>>>

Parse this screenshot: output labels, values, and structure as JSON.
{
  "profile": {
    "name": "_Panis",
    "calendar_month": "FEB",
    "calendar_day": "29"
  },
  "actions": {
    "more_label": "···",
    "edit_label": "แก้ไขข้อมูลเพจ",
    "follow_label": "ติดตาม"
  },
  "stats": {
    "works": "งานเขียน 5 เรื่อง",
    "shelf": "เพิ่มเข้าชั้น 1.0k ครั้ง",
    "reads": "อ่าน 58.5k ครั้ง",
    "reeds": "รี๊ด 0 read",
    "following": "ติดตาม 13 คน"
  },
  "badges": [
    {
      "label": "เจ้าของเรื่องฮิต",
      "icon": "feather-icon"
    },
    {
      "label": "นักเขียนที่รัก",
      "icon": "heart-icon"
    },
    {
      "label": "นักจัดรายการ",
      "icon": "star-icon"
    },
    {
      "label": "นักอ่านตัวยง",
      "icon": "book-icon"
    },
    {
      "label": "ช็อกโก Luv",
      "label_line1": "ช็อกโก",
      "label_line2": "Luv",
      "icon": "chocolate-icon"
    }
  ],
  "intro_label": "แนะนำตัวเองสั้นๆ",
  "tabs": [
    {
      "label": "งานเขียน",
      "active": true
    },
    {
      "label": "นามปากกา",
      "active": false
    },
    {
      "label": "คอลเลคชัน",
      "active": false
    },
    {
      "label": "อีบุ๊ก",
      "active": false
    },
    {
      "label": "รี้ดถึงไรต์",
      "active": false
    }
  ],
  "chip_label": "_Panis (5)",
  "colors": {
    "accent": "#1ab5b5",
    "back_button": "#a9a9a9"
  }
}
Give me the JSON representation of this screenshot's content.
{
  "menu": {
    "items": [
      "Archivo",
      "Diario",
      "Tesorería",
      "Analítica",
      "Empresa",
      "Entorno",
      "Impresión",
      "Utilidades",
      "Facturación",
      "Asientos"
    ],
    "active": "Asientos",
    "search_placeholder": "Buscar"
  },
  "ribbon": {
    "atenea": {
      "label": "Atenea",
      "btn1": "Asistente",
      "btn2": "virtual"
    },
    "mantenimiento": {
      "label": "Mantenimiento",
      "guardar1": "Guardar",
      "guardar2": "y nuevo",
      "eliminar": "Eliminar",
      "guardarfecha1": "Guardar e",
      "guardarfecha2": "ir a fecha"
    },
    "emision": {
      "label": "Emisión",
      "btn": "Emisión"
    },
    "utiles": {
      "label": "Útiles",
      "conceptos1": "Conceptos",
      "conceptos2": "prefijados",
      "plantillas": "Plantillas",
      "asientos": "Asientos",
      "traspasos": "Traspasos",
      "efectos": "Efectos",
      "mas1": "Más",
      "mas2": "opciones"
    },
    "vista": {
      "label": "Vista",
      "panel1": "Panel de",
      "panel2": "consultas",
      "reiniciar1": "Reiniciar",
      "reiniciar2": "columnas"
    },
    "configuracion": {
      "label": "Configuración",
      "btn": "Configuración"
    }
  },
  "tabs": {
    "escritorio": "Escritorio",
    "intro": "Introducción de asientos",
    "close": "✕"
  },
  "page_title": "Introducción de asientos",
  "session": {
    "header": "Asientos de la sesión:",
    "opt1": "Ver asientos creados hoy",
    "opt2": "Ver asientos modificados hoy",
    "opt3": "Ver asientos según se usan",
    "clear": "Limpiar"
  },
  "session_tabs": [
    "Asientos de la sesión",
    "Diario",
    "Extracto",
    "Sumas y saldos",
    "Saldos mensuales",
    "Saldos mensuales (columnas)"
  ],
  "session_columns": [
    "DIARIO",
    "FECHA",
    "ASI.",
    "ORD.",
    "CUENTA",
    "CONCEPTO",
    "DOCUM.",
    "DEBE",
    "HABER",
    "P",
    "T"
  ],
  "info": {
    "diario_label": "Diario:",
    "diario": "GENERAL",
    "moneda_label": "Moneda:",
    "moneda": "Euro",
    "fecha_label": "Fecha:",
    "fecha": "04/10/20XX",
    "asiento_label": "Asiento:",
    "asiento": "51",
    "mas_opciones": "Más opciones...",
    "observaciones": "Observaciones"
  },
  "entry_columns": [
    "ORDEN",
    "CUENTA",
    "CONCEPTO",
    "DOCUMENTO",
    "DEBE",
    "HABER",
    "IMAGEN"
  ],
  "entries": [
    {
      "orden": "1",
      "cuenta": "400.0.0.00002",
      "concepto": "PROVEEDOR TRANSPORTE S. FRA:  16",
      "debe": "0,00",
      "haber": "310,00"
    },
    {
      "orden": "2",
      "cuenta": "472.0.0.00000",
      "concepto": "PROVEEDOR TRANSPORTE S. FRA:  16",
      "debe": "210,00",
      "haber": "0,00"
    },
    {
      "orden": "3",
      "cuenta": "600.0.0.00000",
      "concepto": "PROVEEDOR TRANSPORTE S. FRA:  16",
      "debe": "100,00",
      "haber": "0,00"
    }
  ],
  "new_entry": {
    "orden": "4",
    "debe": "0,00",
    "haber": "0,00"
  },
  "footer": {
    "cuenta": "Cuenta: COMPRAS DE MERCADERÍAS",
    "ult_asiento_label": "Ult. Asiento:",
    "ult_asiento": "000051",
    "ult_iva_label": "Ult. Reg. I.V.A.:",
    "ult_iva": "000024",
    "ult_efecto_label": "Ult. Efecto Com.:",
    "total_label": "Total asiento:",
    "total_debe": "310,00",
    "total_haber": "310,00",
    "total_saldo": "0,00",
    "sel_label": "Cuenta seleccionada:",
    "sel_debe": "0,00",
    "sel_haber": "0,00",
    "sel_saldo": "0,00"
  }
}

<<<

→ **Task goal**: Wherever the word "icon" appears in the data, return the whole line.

→ **Reply**:
      "icon": "feather-icon"
      "icon": "heart-icon"
      "icon": "star-icon"
      "icon": "book-icon"
      "icon": "chocolate-icon"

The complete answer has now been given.